ANDREW VICKERS: OK, so PSA stands for prostate specific antigen. Antigen is a protein, and it's specific to the prostate, because you only find that protein in the prostate.

So what a doctor does is take a blood sample. And if he or she finds some PSA, some prostate specific antigen in your blood, that's a sign that there's something wrong with your prostate. The prostate should not be leaking chemicals such as the prostate specific antigen into your bloodstream.

The point about the prostate specific antigen is it's specific to the prostate; it's not specific to prostate cancer. All it tells you is you have some kind of problem in your prostate, and that might be due to cancer, but it might also be due to other causes, such as an infection or to benign changes within the prostate.

Generally speaking, men with a higher PSA value -- and we're talking typical values might be, say, four, five, or six -- are at increased risk of cancer.

But even if your doctor tells you, you have -- your PSA test has come back positive, you're still at lower than 50-50 chance of actually having prostate cancer. Most men with an elevated PSA actually do not have prostate cancer.

Potential to save lives

RAY SUAREZ: Well, more screening and more testing resulted in more treatment. Did more treatment end up with more men living longer and healthier lives?

ANDREW VICKERS: You did see that in the European study. You saw about a 20 percent reduction in death from prostate cancer.

What the European research has pointed out, though, was that a very large number of men had to be treated in order to prevent one death from prostate cancer. It was about, roughly speaking, a 50-1 ratio.

And that's clearly a problem with screening, is you are detecting a lot of prostate cancers that would never impact a man during his life. And, in fact, we've done studies at our own institution examining the prostates of men who've already died of other causes.

And in a 70-year-old man, for example, there's about a 40 percent chance of having detectable prostate cancer on autopsy. And this is obviously, because the man died of other causes, a prostate cancer that would never have affected him and did not affect him during his lifetime.

RAY SUAREZ: So, briefly, is there a simple answer to the question, does prostate cancer screening save lives?

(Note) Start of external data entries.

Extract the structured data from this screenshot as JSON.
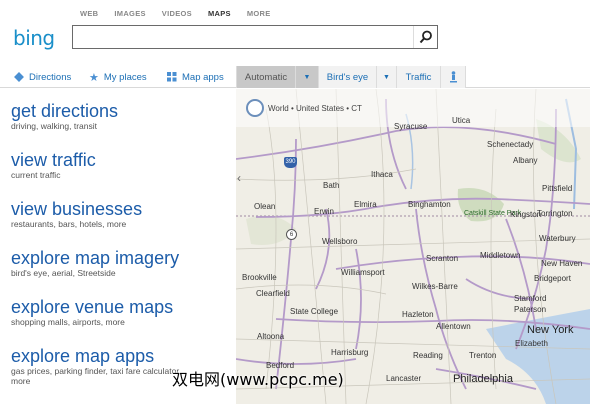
{
  "header": {
    "logo": "bing",
    "nav": [
      "WEB",
      "IMAGES",
      "VIDEOS",
      "MAPS",
      "MORE"
    ],
    "nav_active": "MAPS",
    "search_value": "",
    "search_icon": "magnifier"
  },
  "toolbar": {
    "directions": "Directions",
    "myplaces": "My places",
    "mapapps": "Map apps",
    "automatic": "Automatic",
    "birdseye": "Bird's eye",
    "traffic": "Traffic"
  },
  "panel": {
    "items": [
      {
        "title": "get directions",
        "sub": "driving, walking, transit"
      },
      {
        "title": "view traffic",
        "sub": "current traffic"
      },
      {
        "title": "view businesses",
        "sub": "restaurants, bars, hotels, more"
      },
      {
        "title": "explore map imagery",
        "sub": "bird's eye, aerial, Streetside"
      },
      {
        "title": "explore venue maps",
        "sub": "shopping malls, airports, more"
      },
      {
        "title": "explore map apps",
        "sub": "gas prices, parking finder, taxi fare calculator,",
        "sub2": "more"
      }
    ]
  },
  "map": {
    "breadcrumb": "World • United States • CT",
    "cities": {
      "syracuse": "Syracuse",
      "utica": "Utica",
      "schenectady": "Schenectady",
      "albany": "Albany",
      "ithaca": "Ithaca",
      "bath": "Bath",
      "olean": "Olean",
      "erwin": "Erwin",
      "elmira": "Elmira",
      "binghamton": "Binghamton",
      "pittsfield": "Pittsfield",
      "catskill": "Catskill State Park",
      "kingston": "Kingston",
      "torrington": "Torrington",
      "wellsboro": "Wellsboro",
      "scranton": "Scranton",
      "middletown": "Middletown",
      "waterbury": "Waterbury",
      "williamsport": "Williamsport",
      "newhaven": "New Haven",
      "bridgeport": "Bridgeport",
      "stamford": "Stamford",
      "wilkesbarre": "Wilkes-Barre",
      "brookville": "Brookville",
      "clearfield": "Clearfield",
      "statecollege": "State College",
      "hazleton": "Hazleton",
      "paterson": "Paterson",
      "newyork": "New York",
      "allentown": "Allentown",
      "elizabeth": "Elizabeth",
      "altoona": "Altoona",
      "harrisburg": "Harrisburg",
      "reading": "Reading",
      "trenton": "Trenton",
      "bedford": "Bedford",
      "lancaster": "Lancaster",
      "philadelphia": "Philadelphia"
    },
    "shields": {
      "i390": "390",
      "r6": "6"
    }
  },
  "watermark": "双电网(www.pcpc.me)",
  "colors": {
    "link": "#1c5ca9",
    "logo": "#1a8fc9",
    "map_bg": "#f0eee6",
    "road": "#b49ac9"
  }
}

ANDREW VICKERS: I wish there was a simple answer to that question. I think one thing to bear in mind is we do these very large studies. And when it ends, we think, "Right, that's it, the study's ended, we have our answer." And science, really, is a little bit more complicated than that.

I think we need some time to digest the data, try and understand what it means. These studies will continue. We'll continue to follow these men. We'll continue to analyze data from these studies. And then we'll try and understand what that means and make appropriate guidelines for the U.S. public.

What I will say is that what -- the studies were designed way back in the early '90s. And they really did reflect state-of-the-art in the early '90s.

But since that time, we've learned a lot about prostate cancer. And the couple things that we've learned are really very pertinent to the issue of prostate cancer screening.

The problem with prostate cancer screening is that we're detecting too many cancers that won't affect somebody's life, and maybe we're not treating those cancers as well as we might.

What we've learned about prostate cancer in the meantime is how to treat it better and also how to tell who has an aggressive prostate cancer that really needs to be treated and who has a less aggressive prostate cancer that might be treated by what's called active surveillance.

So we're not actually going in and removing the prostate or treating it with radiation. We're just following a man over time, just to make sure that that cancer doesn't become aggressive. So I think our increased knowledge of prostate cancer...

RAY SUAREZ: I'm going to have to stop it there, Andrew Vickers, but thanks a lot for helping us out in New York.

ANDREW VICKERS: Thank you very much.